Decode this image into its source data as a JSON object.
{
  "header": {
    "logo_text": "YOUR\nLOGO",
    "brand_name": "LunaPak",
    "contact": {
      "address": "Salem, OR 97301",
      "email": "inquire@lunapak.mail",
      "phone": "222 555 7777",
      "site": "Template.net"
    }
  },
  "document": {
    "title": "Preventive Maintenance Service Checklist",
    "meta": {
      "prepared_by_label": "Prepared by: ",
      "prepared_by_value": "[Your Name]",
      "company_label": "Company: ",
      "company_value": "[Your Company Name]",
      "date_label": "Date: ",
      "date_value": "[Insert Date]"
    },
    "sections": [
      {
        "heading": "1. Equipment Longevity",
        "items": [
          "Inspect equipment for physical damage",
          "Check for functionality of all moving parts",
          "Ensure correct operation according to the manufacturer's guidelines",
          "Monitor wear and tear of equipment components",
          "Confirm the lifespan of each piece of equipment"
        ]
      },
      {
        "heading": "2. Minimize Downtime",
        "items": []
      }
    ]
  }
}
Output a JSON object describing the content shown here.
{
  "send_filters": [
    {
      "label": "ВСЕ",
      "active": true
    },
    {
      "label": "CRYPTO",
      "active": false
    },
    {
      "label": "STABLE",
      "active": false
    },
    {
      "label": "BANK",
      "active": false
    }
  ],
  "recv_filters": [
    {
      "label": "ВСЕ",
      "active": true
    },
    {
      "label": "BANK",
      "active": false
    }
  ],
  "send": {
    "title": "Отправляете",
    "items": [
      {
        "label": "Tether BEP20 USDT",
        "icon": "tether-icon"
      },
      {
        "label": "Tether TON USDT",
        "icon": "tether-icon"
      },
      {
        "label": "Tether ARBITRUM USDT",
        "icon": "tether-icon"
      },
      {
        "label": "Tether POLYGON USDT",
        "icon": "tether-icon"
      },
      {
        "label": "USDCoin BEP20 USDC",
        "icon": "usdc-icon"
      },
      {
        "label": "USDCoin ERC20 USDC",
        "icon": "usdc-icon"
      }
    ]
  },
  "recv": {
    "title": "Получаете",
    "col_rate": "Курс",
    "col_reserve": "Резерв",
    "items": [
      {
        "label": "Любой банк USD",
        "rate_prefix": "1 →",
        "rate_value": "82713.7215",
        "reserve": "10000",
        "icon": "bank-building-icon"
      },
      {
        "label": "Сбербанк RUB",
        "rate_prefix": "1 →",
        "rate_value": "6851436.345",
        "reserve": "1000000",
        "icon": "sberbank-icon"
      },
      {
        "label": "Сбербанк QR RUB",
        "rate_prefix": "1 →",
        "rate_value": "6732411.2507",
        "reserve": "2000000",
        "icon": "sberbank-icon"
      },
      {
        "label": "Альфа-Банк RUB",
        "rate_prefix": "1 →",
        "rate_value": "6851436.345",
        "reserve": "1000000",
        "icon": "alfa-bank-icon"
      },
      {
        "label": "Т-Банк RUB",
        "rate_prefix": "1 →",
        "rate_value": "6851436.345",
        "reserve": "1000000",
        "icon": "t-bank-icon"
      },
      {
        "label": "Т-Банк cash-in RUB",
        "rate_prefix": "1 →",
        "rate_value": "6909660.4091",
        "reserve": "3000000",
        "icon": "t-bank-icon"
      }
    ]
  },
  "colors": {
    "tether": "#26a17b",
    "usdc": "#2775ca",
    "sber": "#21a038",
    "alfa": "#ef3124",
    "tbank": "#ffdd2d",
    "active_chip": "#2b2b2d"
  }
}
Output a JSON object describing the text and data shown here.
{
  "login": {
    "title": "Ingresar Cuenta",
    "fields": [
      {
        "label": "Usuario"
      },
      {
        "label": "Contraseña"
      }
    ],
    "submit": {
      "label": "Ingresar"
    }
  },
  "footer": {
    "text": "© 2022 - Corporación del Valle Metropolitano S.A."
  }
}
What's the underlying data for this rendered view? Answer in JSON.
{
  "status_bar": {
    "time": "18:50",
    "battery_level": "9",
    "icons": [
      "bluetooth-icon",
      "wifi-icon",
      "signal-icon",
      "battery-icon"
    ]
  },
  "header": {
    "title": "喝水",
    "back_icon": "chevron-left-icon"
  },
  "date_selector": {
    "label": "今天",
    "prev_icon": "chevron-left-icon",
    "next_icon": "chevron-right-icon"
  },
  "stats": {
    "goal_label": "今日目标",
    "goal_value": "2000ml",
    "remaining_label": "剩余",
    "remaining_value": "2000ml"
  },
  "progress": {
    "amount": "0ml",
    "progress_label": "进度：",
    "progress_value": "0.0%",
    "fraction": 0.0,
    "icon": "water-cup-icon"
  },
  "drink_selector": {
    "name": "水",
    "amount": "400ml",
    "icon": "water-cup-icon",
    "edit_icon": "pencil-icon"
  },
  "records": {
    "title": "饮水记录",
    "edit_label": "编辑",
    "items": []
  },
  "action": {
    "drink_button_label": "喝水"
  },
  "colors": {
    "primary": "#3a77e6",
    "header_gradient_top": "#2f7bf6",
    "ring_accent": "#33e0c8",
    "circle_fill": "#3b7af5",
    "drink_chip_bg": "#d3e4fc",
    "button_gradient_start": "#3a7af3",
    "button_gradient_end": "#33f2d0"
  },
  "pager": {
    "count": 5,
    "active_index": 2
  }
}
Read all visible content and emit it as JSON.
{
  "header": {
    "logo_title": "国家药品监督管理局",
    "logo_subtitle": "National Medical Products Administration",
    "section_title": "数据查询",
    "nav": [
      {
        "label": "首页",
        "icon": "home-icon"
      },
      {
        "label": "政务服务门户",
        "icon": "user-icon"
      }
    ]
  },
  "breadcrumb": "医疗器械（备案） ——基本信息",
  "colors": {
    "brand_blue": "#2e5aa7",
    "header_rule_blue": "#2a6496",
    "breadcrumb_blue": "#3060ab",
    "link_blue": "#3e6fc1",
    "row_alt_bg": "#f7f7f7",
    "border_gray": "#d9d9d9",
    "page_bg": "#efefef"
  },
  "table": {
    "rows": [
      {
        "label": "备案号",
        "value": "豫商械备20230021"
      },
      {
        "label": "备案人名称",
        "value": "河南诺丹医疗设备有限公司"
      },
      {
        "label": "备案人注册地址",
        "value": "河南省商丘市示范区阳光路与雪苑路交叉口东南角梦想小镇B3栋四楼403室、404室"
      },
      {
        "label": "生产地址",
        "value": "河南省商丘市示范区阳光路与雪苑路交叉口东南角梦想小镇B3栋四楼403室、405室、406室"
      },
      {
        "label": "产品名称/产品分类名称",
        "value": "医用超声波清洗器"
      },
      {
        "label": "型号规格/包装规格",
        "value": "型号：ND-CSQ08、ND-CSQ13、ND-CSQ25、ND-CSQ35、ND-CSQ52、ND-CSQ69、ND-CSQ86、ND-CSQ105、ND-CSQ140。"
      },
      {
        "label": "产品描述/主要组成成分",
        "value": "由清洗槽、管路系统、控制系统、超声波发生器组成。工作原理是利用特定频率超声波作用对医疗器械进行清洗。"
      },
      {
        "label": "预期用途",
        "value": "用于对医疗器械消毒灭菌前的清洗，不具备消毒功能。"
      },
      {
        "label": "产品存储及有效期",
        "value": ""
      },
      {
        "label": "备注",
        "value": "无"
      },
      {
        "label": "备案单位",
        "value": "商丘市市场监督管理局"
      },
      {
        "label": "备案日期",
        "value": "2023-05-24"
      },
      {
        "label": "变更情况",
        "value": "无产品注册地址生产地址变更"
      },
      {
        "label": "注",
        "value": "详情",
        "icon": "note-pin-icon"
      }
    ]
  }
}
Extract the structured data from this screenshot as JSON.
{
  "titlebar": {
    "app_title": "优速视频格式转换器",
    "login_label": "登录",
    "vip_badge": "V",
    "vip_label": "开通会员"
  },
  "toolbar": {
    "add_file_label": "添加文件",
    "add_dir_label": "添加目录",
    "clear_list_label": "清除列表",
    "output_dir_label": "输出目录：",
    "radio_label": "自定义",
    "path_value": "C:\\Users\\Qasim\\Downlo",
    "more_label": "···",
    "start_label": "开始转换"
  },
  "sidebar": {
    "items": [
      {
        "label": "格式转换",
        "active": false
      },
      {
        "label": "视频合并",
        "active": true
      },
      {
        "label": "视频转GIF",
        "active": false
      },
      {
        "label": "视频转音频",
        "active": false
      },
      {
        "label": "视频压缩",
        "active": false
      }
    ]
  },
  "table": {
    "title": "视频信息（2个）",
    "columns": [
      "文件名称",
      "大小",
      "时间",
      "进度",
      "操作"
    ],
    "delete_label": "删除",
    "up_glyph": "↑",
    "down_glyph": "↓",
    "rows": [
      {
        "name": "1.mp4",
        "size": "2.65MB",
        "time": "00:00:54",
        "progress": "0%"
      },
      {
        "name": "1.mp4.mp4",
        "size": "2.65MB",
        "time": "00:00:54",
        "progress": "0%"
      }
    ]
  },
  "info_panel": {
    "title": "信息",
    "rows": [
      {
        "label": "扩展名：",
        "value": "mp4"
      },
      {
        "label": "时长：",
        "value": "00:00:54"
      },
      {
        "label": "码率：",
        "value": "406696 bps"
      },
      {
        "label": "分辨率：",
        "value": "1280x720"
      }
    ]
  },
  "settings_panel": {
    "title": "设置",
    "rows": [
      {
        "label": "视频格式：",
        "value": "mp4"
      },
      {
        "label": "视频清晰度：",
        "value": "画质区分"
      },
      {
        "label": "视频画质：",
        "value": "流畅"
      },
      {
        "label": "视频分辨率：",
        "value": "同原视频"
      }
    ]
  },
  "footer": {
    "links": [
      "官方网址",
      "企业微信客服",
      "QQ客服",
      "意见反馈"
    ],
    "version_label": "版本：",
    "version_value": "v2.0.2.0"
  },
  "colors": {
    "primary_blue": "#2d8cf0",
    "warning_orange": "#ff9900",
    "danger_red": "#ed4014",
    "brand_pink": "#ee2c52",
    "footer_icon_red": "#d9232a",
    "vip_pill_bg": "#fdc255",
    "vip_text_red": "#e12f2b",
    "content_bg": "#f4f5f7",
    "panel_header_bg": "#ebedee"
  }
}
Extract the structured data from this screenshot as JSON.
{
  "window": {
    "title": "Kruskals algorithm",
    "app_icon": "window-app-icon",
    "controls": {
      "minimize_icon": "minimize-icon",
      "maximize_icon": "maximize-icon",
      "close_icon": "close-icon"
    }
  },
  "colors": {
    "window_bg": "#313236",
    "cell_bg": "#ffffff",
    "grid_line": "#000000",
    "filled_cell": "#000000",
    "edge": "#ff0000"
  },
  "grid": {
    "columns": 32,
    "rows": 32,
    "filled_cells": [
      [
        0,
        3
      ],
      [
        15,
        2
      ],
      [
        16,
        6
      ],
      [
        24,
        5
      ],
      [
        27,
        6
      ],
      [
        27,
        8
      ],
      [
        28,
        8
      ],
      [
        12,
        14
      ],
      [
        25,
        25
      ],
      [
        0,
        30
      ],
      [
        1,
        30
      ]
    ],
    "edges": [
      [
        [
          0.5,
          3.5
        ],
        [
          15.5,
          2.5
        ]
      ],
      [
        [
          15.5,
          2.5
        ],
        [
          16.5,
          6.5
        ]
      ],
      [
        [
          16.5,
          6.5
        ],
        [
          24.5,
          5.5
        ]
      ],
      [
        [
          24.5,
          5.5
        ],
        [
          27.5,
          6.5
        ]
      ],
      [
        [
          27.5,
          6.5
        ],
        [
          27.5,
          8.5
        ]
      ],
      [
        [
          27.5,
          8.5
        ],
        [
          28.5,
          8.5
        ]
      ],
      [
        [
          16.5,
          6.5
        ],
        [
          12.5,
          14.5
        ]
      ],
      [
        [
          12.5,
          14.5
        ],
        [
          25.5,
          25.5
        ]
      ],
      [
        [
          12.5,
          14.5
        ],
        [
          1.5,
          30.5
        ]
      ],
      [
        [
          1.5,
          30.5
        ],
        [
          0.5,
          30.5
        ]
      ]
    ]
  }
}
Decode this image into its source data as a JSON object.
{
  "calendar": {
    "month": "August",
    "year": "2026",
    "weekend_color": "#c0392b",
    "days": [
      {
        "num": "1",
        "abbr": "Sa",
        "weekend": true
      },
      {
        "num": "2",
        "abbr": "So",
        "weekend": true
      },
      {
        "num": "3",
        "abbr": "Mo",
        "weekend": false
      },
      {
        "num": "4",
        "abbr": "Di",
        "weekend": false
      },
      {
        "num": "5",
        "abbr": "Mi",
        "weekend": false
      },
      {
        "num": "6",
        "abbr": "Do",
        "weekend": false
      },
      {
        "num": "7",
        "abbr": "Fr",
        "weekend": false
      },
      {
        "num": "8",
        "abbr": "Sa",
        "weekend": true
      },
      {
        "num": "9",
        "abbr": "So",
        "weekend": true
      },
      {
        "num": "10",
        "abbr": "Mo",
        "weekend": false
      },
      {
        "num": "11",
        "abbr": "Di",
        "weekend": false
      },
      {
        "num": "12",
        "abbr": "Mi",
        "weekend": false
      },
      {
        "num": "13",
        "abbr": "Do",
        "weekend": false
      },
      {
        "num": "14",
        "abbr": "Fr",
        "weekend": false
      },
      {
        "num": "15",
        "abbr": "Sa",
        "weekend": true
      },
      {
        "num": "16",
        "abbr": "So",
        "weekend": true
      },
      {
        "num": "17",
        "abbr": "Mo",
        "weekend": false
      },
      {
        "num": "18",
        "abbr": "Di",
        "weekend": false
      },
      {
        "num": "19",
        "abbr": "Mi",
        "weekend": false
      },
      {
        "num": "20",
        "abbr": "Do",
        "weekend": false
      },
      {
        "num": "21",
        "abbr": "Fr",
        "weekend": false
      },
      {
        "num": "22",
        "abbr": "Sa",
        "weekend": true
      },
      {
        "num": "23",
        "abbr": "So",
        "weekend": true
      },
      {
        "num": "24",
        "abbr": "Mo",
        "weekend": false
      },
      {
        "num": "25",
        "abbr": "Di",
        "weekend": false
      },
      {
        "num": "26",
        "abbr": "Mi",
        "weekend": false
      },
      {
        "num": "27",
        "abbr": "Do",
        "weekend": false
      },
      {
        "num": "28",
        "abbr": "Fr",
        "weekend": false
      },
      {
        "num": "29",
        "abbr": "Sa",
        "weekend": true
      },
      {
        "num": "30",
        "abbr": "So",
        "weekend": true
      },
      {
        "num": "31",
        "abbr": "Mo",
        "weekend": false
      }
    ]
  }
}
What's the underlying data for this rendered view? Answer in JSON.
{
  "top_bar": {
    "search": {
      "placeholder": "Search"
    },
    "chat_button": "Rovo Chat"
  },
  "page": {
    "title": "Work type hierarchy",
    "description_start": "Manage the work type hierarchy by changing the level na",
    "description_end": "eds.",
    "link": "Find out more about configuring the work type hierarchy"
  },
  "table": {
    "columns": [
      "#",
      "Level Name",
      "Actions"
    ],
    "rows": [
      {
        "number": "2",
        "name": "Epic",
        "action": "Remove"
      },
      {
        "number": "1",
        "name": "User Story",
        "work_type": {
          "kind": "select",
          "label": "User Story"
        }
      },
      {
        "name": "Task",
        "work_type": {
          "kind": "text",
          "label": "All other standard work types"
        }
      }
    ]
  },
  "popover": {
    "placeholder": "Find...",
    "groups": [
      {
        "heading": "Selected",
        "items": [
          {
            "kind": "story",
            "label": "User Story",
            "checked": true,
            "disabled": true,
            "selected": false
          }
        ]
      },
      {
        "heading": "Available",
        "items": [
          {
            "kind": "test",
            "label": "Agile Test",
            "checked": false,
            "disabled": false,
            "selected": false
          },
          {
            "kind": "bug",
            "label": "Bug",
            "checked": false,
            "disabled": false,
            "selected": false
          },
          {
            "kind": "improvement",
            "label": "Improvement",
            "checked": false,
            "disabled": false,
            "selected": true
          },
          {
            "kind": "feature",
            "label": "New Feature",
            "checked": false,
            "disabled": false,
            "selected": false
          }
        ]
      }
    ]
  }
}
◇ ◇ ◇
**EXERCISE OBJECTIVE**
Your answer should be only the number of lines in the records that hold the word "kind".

**FINISHED TASK**
7